Gather from the listing below each line that includes the word "dimension", and copy it.

..........

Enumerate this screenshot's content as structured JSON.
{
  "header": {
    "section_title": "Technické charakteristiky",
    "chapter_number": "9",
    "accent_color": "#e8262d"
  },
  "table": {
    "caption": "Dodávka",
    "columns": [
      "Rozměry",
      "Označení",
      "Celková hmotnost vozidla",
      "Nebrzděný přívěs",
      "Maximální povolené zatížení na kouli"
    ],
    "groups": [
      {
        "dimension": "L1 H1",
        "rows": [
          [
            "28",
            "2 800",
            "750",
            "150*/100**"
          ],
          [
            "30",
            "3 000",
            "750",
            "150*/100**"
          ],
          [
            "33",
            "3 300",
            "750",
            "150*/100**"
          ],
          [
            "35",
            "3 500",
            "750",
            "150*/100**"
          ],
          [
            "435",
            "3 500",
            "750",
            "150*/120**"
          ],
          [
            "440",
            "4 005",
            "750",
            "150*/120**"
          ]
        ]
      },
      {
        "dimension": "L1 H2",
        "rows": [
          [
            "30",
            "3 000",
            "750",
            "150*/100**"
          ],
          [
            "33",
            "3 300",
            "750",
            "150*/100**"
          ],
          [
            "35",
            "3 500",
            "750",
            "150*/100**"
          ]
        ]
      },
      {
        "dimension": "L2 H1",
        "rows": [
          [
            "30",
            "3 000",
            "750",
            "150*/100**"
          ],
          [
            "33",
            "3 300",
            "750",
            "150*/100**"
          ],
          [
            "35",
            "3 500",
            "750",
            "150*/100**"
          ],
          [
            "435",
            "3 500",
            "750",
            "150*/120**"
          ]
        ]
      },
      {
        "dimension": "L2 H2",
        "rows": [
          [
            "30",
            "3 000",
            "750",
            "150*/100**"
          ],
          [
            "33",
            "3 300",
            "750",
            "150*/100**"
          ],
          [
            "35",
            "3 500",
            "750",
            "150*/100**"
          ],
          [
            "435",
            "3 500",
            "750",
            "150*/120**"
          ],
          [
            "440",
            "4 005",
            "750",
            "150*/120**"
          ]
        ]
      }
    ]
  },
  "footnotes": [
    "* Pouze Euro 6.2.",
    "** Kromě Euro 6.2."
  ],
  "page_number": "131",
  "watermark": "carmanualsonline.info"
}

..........

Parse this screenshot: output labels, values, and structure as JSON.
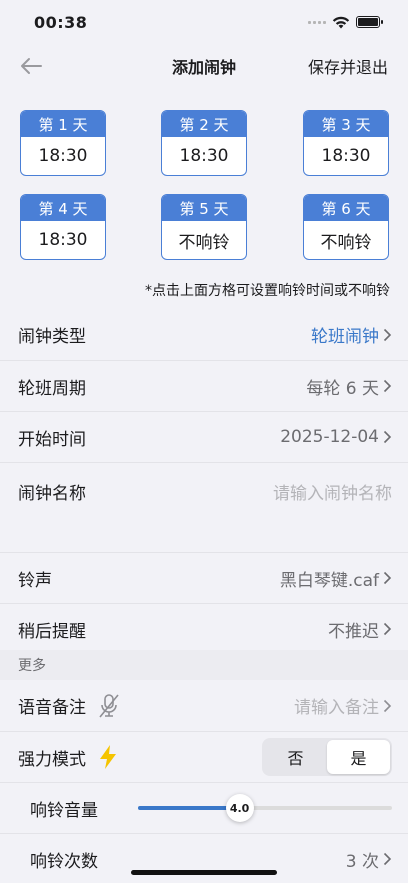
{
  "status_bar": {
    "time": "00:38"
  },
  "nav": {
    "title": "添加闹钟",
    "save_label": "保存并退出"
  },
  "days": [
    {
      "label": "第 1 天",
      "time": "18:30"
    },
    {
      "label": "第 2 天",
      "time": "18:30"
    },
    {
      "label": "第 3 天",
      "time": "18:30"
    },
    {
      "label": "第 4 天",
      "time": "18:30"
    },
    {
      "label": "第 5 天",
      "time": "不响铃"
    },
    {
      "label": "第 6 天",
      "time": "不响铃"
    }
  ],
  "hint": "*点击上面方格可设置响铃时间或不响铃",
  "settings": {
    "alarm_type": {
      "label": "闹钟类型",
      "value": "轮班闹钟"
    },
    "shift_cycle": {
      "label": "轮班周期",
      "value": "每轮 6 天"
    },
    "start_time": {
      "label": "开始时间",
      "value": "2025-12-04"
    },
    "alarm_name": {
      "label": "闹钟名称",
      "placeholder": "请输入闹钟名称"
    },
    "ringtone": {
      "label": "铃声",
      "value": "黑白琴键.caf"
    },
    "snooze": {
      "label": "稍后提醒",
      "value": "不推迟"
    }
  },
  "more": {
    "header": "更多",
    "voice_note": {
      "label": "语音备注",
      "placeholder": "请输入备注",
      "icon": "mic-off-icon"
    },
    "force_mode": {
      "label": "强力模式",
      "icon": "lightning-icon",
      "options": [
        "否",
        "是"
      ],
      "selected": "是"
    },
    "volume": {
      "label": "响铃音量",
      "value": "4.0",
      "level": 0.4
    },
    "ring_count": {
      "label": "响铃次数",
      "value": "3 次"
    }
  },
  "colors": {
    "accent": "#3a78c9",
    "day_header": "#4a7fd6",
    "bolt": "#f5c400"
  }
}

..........

### Answer
        "dimension": "L1 H1",
        "dimension": "L1 H2",
        "dimension": "L2 H1",
        "dimension": "L2 H2",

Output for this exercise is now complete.